→ WHAT YOU HAVE TO DO
Go through the records below line by line, counting those that contain the word "Templates"; answer with the count only.

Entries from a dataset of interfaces
^^^^^^^^

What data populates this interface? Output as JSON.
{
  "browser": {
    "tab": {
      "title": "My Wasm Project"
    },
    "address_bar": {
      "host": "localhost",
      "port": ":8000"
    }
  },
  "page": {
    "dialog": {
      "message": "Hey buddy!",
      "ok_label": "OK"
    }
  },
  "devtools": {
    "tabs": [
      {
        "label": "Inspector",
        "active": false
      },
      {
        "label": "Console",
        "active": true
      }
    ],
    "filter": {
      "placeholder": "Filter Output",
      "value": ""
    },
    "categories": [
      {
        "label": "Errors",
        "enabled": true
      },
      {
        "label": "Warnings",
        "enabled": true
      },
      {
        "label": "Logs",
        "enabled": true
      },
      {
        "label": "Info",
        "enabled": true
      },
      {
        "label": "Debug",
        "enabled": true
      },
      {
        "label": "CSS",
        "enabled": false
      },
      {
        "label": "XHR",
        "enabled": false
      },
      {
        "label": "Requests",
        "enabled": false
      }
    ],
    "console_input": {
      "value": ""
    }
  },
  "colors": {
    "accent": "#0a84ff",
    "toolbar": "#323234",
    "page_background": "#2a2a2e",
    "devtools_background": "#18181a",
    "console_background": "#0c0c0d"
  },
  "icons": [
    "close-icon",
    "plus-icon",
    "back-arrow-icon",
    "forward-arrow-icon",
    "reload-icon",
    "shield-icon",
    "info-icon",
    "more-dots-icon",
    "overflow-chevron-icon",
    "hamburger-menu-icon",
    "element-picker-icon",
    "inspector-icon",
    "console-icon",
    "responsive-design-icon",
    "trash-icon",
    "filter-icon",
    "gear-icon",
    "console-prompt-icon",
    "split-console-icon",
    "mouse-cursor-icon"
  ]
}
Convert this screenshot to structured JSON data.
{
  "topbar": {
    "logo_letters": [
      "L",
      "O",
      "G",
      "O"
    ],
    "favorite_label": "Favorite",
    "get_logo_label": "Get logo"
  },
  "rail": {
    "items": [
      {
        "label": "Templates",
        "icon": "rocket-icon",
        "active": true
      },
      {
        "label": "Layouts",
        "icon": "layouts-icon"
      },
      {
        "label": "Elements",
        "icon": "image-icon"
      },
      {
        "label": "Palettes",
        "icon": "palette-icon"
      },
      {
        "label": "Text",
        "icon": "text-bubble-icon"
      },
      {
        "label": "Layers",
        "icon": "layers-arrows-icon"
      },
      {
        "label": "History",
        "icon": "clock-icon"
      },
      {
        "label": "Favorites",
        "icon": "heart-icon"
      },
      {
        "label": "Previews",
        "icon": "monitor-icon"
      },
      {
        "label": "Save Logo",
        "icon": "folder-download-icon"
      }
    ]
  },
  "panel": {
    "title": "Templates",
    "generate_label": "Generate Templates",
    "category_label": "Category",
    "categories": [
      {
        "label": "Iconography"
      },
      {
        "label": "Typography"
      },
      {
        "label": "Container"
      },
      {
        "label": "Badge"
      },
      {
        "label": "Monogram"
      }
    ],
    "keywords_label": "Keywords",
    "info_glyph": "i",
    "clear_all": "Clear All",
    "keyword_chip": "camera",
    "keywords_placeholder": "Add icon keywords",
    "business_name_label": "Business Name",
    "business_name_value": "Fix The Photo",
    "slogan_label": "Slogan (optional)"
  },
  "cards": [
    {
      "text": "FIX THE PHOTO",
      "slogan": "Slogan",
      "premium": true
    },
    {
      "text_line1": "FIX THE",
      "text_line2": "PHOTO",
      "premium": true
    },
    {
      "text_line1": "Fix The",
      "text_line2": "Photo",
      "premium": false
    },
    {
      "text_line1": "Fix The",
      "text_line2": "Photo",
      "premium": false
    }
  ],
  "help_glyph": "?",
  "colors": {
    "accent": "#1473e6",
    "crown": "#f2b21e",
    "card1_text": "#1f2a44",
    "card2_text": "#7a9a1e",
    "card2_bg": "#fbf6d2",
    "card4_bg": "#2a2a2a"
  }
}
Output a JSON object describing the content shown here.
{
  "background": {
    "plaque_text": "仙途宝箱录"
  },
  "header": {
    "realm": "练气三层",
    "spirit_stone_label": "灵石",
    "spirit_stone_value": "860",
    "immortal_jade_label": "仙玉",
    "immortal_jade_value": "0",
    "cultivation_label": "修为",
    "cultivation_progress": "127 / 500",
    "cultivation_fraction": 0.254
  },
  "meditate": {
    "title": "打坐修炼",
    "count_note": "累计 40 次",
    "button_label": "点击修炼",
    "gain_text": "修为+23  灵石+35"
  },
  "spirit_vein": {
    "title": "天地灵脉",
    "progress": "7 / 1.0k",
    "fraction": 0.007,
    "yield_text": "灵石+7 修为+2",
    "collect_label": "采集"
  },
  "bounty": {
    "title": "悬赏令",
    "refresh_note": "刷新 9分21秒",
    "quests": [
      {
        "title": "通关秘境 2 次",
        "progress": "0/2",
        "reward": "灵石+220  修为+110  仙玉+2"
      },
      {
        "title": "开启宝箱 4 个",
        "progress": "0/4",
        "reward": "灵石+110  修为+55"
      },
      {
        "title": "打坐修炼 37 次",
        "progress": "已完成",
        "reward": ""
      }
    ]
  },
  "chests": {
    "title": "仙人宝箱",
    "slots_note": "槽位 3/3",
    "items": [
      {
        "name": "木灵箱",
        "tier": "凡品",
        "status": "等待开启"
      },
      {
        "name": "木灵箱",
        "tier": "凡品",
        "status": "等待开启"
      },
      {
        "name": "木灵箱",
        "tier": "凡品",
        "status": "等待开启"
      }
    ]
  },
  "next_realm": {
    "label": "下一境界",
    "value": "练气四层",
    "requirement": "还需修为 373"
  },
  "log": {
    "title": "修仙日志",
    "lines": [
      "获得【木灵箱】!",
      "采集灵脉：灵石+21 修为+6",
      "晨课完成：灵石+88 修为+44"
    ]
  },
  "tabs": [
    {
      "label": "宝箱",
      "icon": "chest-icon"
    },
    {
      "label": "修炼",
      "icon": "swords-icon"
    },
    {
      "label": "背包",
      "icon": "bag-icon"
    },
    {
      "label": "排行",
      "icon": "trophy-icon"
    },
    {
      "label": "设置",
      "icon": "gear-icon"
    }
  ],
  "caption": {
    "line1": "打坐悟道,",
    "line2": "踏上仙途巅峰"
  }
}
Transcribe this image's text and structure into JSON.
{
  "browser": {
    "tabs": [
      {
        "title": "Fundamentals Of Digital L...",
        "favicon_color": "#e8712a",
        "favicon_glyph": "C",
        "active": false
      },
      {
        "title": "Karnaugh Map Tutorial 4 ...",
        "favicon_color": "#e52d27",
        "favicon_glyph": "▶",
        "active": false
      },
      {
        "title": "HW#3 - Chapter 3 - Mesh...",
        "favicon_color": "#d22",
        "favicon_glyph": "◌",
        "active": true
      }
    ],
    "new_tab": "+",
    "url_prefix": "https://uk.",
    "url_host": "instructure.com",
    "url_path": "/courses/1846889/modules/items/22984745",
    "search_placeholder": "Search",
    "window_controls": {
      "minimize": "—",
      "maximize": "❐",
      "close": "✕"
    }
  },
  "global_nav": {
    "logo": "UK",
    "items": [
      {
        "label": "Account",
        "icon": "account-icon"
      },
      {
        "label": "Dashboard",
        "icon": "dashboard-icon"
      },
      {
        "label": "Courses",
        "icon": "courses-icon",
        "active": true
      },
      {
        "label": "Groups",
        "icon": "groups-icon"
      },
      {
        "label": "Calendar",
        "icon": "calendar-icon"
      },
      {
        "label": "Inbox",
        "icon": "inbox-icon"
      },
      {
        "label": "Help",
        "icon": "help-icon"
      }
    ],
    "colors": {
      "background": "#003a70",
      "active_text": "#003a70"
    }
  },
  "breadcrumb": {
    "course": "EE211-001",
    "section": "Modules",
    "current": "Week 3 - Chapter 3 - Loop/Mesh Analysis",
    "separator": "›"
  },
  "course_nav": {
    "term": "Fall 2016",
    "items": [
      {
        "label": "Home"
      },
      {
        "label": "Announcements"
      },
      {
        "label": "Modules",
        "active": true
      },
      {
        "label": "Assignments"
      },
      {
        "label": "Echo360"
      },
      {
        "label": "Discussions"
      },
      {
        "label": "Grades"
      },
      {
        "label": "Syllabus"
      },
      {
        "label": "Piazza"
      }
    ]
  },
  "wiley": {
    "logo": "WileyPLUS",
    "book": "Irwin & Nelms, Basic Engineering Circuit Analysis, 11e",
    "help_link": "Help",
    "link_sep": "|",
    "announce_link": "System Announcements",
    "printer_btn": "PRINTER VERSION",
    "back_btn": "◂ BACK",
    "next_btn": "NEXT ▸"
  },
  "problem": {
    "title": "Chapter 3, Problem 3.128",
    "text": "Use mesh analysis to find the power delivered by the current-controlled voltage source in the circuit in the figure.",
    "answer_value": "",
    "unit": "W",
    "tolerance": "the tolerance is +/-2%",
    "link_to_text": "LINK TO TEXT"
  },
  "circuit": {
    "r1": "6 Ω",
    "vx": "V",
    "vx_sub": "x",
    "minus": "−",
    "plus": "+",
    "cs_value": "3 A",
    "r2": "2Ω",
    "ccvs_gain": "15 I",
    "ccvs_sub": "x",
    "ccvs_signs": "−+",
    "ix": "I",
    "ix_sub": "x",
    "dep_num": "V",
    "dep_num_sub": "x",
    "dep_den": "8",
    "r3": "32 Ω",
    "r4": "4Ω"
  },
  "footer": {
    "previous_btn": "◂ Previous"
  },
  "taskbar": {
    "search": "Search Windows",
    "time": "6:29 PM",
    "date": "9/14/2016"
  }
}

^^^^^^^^

→ SOLVED PROBLEM
3